The Dialogue’s focus on identifying ways to tap the country’s geoeconomic potential for exacting economic security is understandable, especially given the growing preponderance of regional connectivity and integration. Concomitantly, accentuating on other non-traditional threats is also the need of the hour, especially when the world continues to be ravaged by the COVID-19 pandemic. That said, Pakistan needs to walk a tightrope between traditional and non-traditional security. As we speak, the sources of traditional security threats are becoming more brazen and are imbued with the belief that traditional means have to be used to achieve traditional ends: territorial conquests through military victory. The worsening situation in Afghanistan is all but likely to present a package of traditional challenges to Pakistan.

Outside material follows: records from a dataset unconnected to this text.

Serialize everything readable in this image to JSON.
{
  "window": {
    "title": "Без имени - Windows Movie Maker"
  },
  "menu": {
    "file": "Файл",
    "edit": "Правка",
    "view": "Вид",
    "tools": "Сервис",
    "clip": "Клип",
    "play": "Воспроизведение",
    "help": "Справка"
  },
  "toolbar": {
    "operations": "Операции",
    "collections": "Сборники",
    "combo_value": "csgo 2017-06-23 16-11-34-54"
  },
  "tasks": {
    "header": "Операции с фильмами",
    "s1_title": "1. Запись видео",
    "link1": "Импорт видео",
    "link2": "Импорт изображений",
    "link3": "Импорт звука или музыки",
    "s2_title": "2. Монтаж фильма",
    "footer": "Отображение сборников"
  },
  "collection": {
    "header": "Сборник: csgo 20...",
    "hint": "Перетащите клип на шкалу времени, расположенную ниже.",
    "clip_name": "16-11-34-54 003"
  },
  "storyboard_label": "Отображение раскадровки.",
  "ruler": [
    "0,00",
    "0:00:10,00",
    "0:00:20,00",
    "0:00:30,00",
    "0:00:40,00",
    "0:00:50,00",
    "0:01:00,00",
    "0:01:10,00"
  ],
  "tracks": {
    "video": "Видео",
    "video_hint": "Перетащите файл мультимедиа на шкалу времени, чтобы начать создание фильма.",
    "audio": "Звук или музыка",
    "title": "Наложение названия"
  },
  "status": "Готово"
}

Effectively dealing with internal security challenges, ranging from human security to food security, will complement and add to comprehensive security. However, the country’s leadership must continue to keep its eyes on the ball when it comes to traditional security while strategizing on grappling with non-kinetic, non-traditional methods of warfare that are complicating the traditional security landscape. In the next iteration of the Dialogue, experts and policymakers must join heads to look at the implications of the changing nature and conduct of war and warfare on Pakistan’s response-spectrum.
As for navigating geoeconomics and geostrategy, Pakistani strategic affairs and foreign policy scholar, Dr. Rabia Akhtar, suggests Pakistan should avoid getting into a zero-sum game, for both paradigms intersect given Pakistan’s strategic location. Indeed, while PM Khan looks forward to working with the Biden Administration on dealing with the ramifications of climate change, the U.S. sees Pakistan through an Afghan prism due to its geostrategic location. Also, while Pakistan rightly wants to provide economic bases to the world and steer clear of the Sino-U.S. rivalry, geostrategy-induced structural impediments will challenge Pakistan’s ability to act as a geoeconomic actor. Pakistan, thus, needs to strike a balance, by exploiting its location and presenting itself as a geostrategic and geoeconomic player in the region.
In order to make the Dialogue a strategic success, the government has to ensure that takeaways are fed into the system, which must increase its capacity and willingness to accommodate those. A follow-up framework must be instituted so as to enable stakeholders to assess and ascertain how far sets of ideas that were brought to the table through the Dialogue have changed government’s approaches to critical security issues facing Pakistan. After all, the aim of this Dialogue is not to become a mere annual extravaganza but to act as a veritable revolving conduit between policymakers and thinkers.
Syed Ali Zia Jaffery is Associate Editor, Pakistan Politico.